The South Slavic dialect continuum is characterised by an intricate encounter of affiliations: genealogically, it is intersected by an old bundle of isoglosses differentiating West and East South Slavic, areally, parts of it – the ‘ill-bred’ sons, as Schleicher (1850) called them – share a number of morpho- syntactic innovations with their neighbouring non-Slavic languages. The resulting variation becomes visible most distinctly in the Torlak dialects. Being located at the peripheries of contemporary Serbian, Bulgarian and Macedonian, they are transitional between West and East South Slavic. Yet, spoken at the outskirts of the spread zones of Balkan innovations, they are transitional between Balkan Slavic (BS) and non-Balkan South Slavic as well. A linguistic description and analysis of Torlak thus calls for bringing together insight from dialectology and areal-typology in order to study the interaction of innovations diffused through language contacts with the inherited genealogical features.
The project focuses on a set of morpho-syntactic BS innovations and their diffusion and integration into the South Slavic system from a diatopic and diachronic perspective by contrasting Torlak with the surrounding varieties and by drawing on evidence from pre-standardised vernacular sources.

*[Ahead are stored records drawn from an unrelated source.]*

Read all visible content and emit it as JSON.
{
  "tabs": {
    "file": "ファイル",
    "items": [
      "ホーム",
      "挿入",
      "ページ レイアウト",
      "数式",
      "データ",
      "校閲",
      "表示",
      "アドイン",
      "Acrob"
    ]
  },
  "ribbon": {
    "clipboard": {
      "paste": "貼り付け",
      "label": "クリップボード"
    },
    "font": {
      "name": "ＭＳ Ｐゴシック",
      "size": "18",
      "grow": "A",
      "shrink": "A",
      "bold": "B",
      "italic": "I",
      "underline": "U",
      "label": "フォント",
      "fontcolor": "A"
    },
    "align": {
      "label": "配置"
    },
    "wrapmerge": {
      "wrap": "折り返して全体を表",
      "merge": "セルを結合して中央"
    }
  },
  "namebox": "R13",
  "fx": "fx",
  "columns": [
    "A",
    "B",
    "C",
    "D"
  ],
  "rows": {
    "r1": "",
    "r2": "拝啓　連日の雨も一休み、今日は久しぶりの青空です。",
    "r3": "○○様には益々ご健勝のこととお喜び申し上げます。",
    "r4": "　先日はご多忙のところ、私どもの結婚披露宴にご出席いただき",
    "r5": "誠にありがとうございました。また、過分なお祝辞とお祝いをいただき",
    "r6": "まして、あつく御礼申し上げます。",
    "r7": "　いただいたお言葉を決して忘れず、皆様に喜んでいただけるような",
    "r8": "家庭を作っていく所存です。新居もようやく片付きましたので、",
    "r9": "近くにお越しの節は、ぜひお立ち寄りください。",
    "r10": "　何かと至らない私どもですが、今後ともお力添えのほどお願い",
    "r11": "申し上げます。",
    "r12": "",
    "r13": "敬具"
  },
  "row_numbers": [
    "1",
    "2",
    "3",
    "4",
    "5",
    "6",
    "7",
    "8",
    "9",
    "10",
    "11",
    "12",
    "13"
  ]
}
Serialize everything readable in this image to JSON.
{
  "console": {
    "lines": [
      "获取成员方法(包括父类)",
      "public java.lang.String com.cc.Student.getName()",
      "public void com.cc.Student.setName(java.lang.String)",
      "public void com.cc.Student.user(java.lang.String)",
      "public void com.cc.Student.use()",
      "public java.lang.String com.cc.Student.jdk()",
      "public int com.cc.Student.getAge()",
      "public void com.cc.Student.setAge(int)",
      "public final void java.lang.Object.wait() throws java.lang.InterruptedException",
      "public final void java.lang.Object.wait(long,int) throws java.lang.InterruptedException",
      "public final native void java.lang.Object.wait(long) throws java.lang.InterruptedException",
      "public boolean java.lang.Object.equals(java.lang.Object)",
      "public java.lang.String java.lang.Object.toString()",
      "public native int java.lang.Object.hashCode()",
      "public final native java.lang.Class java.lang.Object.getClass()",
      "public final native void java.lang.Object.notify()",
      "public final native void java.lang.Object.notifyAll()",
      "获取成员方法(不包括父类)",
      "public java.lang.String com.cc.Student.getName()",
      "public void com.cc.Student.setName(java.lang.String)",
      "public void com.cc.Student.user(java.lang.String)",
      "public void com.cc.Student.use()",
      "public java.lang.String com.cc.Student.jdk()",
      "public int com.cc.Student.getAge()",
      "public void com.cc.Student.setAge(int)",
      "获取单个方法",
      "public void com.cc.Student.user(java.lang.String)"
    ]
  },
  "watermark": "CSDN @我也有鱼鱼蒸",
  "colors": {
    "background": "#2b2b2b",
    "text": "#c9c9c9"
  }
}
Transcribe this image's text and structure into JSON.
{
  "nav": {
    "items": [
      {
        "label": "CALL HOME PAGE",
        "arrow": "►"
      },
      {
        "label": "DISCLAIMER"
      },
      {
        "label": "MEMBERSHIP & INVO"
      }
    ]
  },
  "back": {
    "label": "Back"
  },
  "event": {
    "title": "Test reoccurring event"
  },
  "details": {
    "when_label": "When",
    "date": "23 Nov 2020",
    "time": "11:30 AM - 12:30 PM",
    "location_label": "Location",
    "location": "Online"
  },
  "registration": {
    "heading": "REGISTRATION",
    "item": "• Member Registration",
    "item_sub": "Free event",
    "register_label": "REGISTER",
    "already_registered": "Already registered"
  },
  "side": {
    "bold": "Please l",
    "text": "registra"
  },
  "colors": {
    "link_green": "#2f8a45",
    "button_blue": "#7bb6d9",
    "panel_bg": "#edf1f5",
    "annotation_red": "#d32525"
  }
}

Systematically analysing the co-occurrence of areal innovations with inherited features will facilitate a principled description and analysis of Torlak, provide new insight into the history of Balkan Slavic and contribute to a better understanding of dialectal and areal contact and the concomitant processes of convergence and divergence.
The combination of a diachronic and diatopic perspective necessitates the comparison of non-standard data along two dimensions: (i) eastern BS with western BS varieties, and both with non-BS Serbian in order to trace the geographical extension of the relevant structures in their formal and functional aspects, (ii) contemporary data with earlier stages displayed in 18th/19th c. literary sources in order to gain insight into the diachronic diffusion of BS innovations. The focus will be on three features: (1) clitic doubling, (2) postponed definiteness marking, (3) existence of analytic and synthetic past tenses. These features are also found in languages outside the BS and Balkan area, which places the project in the larger context of (1’) conditions on clitic doubling in neighbouring non-Slavic languages, (2’) postponed definiteness markers in North Russian, (3’) development of (former) perfects in Slavic. This in turn opens up a broader contact linguistic and areal-typological perspective, concerning in particular (1’’) Slavic – Albanian/ Romance, (2’’) Slavic – Baltic – Finno-Uralic, and (3’’) Slavic within the linguistic Europe.
The analysis will be based on annotated corpora for each of the varieties to be compared. Providing more fine-grained data, it becomes possible to establish correlations between features and structures and hence reveal usage conditions, illustrate converging and diverging developments, in particular as concerns their functions, and to map the data in time and space by geo-referencing and visualising them with GIScience technology. To this end, existing processing tools will be improved in such a manner that they can be applied to these still under-resourced languages. This methodological aspect adds a further dimension to the project, beyond its contribution to (Slavic) dialect syntax and the linking of dialectology and areal typology.